Android Becomes Basically Unusable If You Turn Off All of Google’s Tracking
While setting up a new Android phone, one of the first things a user will be prompted to do is add a Google account. Then they’ll be asked to sign away permissions to their location, enable Wi-Fi scanning, send usage statistics, and give information about their apps, contacts, and even voice profile to the Google Assistant.
But what happens if you don’t do any of that? I tried wiping Google from my phone to find out.

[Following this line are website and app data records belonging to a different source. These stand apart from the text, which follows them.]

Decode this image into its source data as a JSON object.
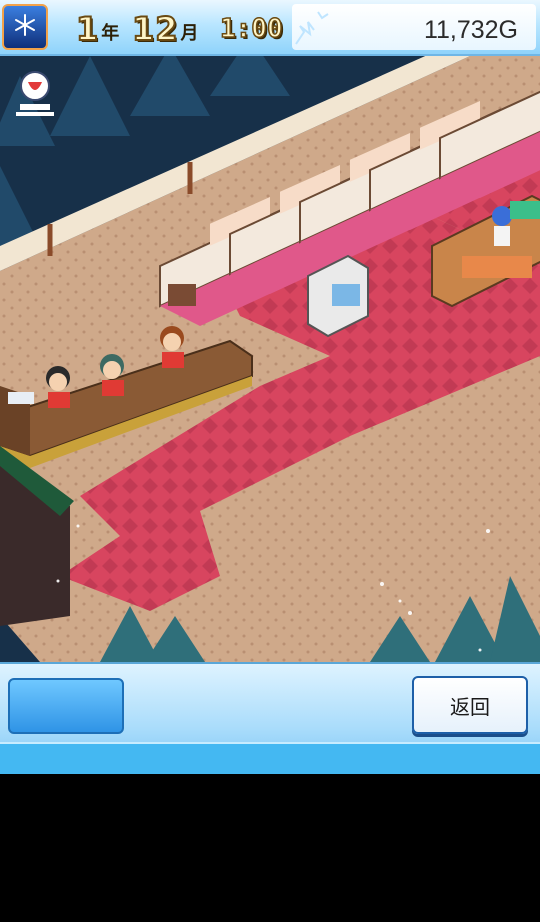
{
  "header": {
    "year_number": "1",
    "year_suffix": "年",
    "month_number": "12",
    "month_suffix": "月",
    "time": "1:00",
    "money": "11,732G"
  },
  "footer": {
    "back_label": "返回"
  },
  "colors": {
    "carpet_red": "#d8455f",
    "floor_beige": "#cfa98a",
    "night_sky": "#173049",
    "ui_blue": "#44b8f2"
  },
  "icons": [
    "calendar-snowflake-icon",
    "rank-trophy-icon"
  ]
}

My first realization was that completely shutting Google out isn’t really an option if you want a functional Android phone. When I reset an old Pixel 2 so I could start from scratch, one of the first prompts it served me was a request to sign in to my Google account. This account is the gateway to most of the services that make Android phones worthwhile, including basic functions like email, calendar, and the app store. Though the goal of my experiment was to say no to Google as much as possible, in order to use my phone, it seemed necessary to at least use an account.
I hadn’t hit the home screen yet and already I was making concessions. Still, I tried to turn off as much data tracking as possible. I denied Google’s request to use my location, scan Wi-Fi networks, save my location history in Google Maps (which is a separate permission prompt from using my location in general), and enable the Google Assistant. But this wasn’t close to enough to avoid Google’s prying eyes. In order to fully isolate myself from Google, I had to dig into Android’s permission manager, a section of the Settings up under Privacy, a process that isn’t made obvious to the end user during setup.
The permission manager shows users which permissions — such as access to their location, microphone, or camera — different apps are able to access. Most of these defaults make sense. Google Calendar needs access to my calendar, and the Phone app has access to the microphone because, well, those are the basic functions these apps provide. However, I found a few defaults that were, at the very least, confusing.
- The Camera app requires permission to use the microphone. Android apps have had the option to only ask for a permission once it becomes necessary…